Christian Reid

Frances Christine Fisher Tiernan (July 5, 1846 – March 24, 1920), who used the pen name Christian Reid, was a 19th-century American author who wrote over 50 novels including The Land of the Sky.

Frances Christine Fisher was the daughter of Col. Charles Fisher, who died at the Battle of Manassas.[1] The Fisher family was rich but the Civil War caused the family to lose much of their money. Fisher made the decision to write using the name Christian Reid, though the family did not like the idea.[2]

The family lived at the northwest corner of Fulton and Innes Streets in Salisbury, North Carolina.[1] Fisher donated land for Sacred Heart Catholic Church, dedicated November 19, 1882. She taught cathecism and music.[2]

Some critics described the work of Christian Reid as "a graceful, limpid style", "bland" and "sylvan romances".[3] One biography says "There is in her fiction an over-reliance on the picturesque that was popular in the years following the Civil War. Yet, her work stands apart from the many narratives of travel in Appalachia in its honest and realistic portrait of life in southern society."[3]

Fisher married James Marquis Tiernan in 1887, and they moved to Mexico. Shortly after they came back to Salisbury in 1887, James Tiernan died.[4]

In 1909 Fisher received the Laetare Medal at Belmont Abbey College.

The United Daughters of the Confederacy built a monument in 1939 on West Innes Street in Salisbury, which was moved in 1955 and again in 1983, this time to the Rowan Public Library.[2]

The Confederate Monument in Salisbury was paid for partly from the money Fisher made from The Land of the Sky.[1]

She is buried at Chestnut Hill Cemetery in Salisbury. Because a fire destroyed some records in the 1930s, it is not certain which family member is buried where. In 2006 the entire family plot was enclosed by a brick wall, with materials and labor donated by the owners of Taylor Clay Products. A pink granite bench was added and a granite cross was restored.[2]

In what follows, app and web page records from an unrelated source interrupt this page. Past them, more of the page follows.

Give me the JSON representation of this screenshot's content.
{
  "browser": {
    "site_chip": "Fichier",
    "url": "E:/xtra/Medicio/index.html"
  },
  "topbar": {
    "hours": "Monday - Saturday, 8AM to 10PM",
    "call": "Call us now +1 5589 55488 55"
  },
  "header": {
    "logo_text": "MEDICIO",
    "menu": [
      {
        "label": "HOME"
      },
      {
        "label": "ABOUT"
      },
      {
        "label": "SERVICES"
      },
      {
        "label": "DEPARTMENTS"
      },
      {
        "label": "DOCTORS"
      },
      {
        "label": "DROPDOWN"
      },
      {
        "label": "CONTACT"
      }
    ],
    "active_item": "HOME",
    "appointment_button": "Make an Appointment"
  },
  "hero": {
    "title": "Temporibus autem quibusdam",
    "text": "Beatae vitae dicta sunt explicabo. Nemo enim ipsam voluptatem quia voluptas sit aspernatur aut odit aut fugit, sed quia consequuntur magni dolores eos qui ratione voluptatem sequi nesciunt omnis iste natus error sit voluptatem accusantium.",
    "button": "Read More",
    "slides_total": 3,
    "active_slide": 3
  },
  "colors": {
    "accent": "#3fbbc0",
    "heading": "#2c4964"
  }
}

  1. ^ a b c "Other Civil War points of interest," Salisbury Post, May 23, 2011.
  2. ^ a b c d Deirdre Parker Smith, "Christian Reid is not forgotten," Salisbury Post, March 25, 2006.
  3. ^ a b "Christian Reid". D. H. Ramsey Library Special Collections, University of North Carolina at Asheville. Retrieved September 18, 2013. 
  4. ^ "Marker: L-14". North Carolina Department of Cultural Resources. Retrieved September 5, 2013. 

External links

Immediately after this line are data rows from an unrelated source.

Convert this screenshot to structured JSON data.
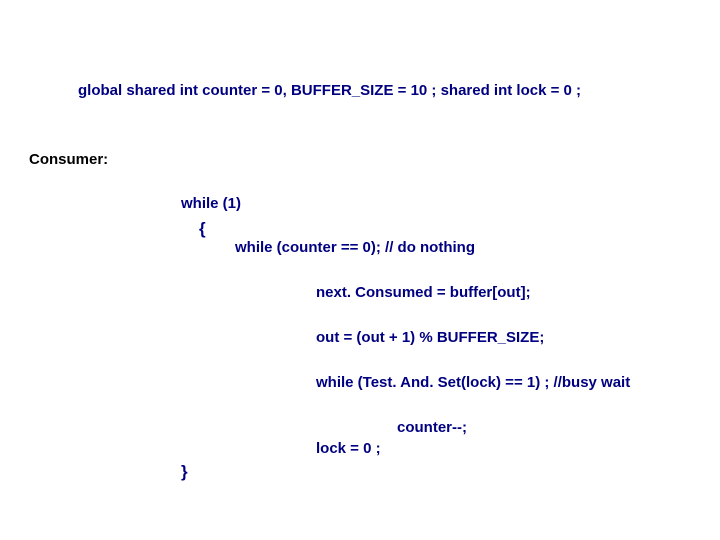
{
  "declaration": "global shared int counter = 0, BUFFER_SIZE = 10 ; shared int lock = 0 ;",
  "consumer_label": "Consumer:",
  "code": {
    "while_1": "while (1)",
    "open_brace": "{",
    "while_counter": "while (counter == 0); // do nothing",
    "next_consumed": "next. Consumed =  buffer[out];",
    "out_line": "out = (out + 1) % BUFFER_SIZE;",
    "while_test": "while (Test. And. Set(lock) == 1) ; //busy wait",
    "counter_dec": "counter--;",
    "lock_zero": "lock = 0 ;",
    "close_brace": "}"
  }
}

  • Christian Reid - D. H. Ramsey Library Special Collections

This article was sourced from Creative Commons Attribution-ShareAlike License; additional terms may apply. World Heritage Encyclopedia content is assembled from numerous content providers, Open Access Publishing, and in compliance with The Fair Access to Science and Technology Research Act (FASTR), Wikimedia Foundation, Inc., Public Library of Science, The Encyclopedia of Life, Open Book Publishers (OBP), PubMed, U.S. National Library of Medicine, National Center for Biotechnology Information, U.S. National Library of Medicine, National Institutes of Health (NIH), U.S. Department of Health & Human Services, and, which sources content from all federal, state, local, tribal, and territorial government publication portals (.gov, .mil, .edu). Funding for and content contributors is made possible from the U.S. Congress, E-Government Act of 2002.
Crowd sourced content that is contributed to World Heritage Encyclopedia is peer reviewed and edited by our editorial staff to ensure quality scholarly research articles.
By using this site, you agree to the Terms of Use and Privacy Policy. World Heritage Encyclopedia™ is a registered trademark of the World Public Library Association, a non-profit organization.